Instead, this evening in London, Camilla Long won for her lacerating review of Rachel Cusk’s “Aftermath: On Marriage and Separation.” She described the book as a nasty, bizarre memoir written by a “brittle little dominatrix and peerless narcissist.”
But the important thing — and I think we can all agree on this — is that these literary prizes are just popularity contests, and everybody knows I deserved to win, and those pants make you look fat.
As the winner, Long received a golden hatchet and a year’s supply of potted shrimp — shrimp sauteed in butter and mace — one of those national delicacies that’s made British food a favorite the world over.
But I’m fine.

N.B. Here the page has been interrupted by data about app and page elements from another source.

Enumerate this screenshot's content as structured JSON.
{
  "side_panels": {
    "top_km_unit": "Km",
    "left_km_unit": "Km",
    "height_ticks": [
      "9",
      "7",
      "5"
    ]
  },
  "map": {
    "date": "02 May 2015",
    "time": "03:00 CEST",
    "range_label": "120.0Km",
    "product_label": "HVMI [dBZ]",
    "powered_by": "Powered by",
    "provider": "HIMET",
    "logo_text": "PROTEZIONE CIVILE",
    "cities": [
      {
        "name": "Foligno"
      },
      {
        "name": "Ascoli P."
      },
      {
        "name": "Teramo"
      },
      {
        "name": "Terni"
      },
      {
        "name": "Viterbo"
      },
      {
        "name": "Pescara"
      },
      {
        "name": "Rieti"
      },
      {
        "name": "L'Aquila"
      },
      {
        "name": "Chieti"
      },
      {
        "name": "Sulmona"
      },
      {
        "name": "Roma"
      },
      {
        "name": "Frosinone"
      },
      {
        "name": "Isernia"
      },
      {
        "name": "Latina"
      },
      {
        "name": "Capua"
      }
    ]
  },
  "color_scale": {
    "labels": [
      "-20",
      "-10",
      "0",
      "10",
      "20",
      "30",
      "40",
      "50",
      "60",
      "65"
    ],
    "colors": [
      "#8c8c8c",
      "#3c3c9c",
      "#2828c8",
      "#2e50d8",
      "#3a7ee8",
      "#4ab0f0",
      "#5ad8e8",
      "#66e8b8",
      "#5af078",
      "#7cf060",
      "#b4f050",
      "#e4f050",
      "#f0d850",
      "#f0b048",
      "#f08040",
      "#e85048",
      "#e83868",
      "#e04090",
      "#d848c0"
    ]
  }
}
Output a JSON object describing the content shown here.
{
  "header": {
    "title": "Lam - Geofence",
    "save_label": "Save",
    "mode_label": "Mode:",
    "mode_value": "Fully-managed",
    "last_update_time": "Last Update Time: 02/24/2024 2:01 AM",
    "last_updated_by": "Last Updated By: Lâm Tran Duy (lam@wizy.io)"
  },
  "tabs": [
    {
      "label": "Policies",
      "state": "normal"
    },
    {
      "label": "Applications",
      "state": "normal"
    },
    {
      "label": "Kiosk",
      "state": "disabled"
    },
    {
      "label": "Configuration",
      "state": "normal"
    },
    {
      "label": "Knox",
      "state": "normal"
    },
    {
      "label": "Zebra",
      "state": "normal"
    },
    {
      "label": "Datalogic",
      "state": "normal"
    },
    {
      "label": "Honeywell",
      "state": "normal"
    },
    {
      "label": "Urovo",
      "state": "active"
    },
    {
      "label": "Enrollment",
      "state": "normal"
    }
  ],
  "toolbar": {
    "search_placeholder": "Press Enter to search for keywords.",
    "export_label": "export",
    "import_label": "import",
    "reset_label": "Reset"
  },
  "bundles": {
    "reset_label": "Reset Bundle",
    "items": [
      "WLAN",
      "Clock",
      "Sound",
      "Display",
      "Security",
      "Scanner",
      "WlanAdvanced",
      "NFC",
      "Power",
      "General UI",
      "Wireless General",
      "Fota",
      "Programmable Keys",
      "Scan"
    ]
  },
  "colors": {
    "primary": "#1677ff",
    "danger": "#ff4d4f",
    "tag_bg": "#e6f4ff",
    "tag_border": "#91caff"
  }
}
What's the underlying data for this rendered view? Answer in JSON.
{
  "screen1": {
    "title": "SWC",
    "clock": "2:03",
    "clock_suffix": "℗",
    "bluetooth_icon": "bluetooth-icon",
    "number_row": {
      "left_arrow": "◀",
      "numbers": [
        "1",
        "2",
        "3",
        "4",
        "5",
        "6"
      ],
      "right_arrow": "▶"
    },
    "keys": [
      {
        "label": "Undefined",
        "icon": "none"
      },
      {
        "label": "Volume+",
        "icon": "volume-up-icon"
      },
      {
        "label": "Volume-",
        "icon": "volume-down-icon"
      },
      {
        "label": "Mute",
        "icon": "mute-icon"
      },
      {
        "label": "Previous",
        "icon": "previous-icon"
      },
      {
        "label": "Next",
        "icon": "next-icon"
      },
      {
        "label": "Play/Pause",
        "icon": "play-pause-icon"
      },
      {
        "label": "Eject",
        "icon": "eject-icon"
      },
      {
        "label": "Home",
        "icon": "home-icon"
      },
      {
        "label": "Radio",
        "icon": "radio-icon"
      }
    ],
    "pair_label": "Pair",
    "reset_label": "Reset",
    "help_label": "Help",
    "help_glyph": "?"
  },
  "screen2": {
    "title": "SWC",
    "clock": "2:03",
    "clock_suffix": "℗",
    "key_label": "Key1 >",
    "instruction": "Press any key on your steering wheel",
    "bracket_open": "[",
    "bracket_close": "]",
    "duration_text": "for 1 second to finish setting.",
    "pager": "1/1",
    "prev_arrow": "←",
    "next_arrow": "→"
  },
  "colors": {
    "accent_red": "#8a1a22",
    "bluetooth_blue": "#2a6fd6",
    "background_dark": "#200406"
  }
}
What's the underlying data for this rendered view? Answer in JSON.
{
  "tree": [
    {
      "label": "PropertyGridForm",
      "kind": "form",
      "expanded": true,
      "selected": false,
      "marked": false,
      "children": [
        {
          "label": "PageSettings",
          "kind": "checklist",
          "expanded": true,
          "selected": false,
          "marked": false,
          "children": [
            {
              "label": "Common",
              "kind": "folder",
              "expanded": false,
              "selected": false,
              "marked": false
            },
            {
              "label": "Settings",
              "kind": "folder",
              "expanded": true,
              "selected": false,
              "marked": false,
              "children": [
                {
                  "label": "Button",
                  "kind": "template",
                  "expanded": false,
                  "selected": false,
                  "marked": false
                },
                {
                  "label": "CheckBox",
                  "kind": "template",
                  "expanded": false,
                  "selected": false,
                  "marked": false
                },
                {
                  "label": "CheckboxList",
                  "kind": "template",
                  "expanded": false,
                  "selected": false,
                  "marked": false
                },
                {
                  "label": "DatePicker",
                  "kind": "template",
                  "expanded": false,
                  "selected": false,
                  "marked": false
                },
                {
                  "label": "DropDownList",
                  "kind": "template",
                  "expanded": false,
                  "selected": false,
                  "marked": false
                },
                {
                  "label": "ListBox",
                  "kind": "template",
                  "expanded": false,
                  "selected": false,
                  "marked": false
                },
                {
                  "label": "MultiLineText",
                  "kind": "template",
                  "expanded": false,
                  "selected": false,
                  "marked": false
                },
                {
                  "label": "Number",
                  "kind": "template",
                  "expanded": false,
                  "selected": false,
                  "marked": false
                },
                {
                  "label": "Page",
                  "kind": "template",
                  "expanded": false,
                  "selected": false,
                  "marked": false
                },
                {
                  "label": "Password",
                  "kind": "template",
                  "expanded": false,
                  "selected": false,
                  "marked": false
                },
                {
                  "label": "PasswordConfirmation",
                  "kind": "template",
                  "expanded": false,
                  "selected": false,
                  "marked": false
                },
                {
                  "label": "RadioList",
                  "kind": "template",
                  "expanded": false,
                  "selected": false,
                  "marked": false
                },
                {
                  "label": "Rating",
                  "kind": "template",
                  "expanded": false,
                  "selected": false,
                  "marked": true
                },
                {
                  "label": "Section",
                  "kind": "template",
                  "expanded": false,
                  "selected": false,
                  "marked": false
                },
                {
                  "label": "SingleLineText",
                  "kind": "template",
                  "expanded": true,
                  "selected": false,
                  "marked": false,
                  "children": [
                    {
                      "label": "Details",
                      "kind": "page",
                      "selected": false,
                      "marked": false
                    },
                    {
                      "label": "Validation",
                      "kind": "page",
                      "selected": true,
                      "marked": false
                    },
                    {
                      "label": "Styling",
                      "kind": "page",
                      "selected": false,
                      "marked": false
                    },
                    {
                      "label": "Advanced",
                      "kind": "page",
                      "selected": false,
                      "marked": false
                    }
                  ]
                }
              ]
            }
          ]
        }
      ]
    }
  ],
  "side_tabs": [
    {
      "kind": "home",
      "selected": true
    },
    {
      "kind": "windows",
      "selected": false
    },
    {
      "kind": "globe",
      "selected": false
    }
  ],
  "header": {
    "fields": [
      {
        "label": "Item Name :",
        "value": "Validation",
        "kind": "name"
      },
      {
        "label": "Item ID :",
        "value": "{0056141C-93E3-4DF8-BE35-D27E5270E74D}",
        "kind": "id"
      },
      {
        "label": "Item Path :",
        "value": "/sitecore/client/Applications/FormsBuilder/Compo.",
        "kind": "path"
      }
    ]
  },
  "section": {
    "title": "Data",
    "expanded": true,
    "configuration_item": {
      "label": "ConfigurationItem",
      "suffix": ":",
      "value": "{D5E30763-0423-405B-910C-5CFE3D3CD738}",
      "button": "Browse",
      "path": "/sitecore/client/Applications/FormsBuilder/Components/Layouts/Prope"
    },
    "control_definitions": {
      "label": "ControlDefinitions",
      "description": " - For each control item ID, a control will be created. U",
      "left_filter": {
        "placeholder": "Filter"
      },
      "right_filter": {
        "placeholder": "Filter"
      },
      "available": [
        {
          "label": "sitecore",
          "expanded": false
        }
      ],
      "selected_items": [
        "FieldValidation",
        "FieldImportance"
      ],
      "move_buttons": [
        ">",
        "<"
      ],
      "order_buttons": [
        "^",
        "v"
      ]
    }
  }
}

Really. (Proust never won the Nobel, you know.) And I don’t even like shrimp.
One last look at the brutal finalists before we pass into the obscurity of history:
- Craig Brown described Richard Bradford’s “The Odd Couple” as “a triumph of ‘cut and paste’ . . . the most shameless exercise in marketing old rope that I’ve ever come across.”
- Richard Evans wrote that A.N. Wilson’s new biography of Hitler was a travesty — a collection of stale, unoriginal material, banal, cliché-ridden historical judgements, written in a lame, tired narrative style by a repellently arrogant man.
- Claire Harman called Andrew Motion’s novel a boring and implausible sequel to “Treasure Island.”
- Zoë Heller said Salman Rushdie’s memoir, “Joseph Anton,” is written with “lordly nonchalance” by a man who portrays himself as an “an embattled, literary immortal-in-waiting.”
- Allan Massie wrote that “The Divine Comedy,” by Craig Raine, is a wearisome, self-indulgent, affected, mannered, rather silly sex-obsessed novel.
- Suzanne Moore couldn’t stand the utter drivel and dumbed-down feminism of “Vagina,” by the infinitely privileged and sheltered Naomi Wolf.
- And finally, yours truly, described Martin Amis’s meandering novel “Lionel Asbo” as full of class mockery that curdles into a misanthropic vision of human suffering from an author unwilling to exert more effort than it would take to change the channel from “Jersey Shore” to “Half Pint Brawlers.”
Let’s take a breath and remember this little poem by the late, great poet George Garrett:
To a Certain Critic
Walking in the woods, you turn over a rotten log.
Out from under crawls something very snotlike and pale.
If it could open its mouth and talk good English,
you’d know exactly what you sound like to me.
Obviously, he was talking about those other losers. Not me.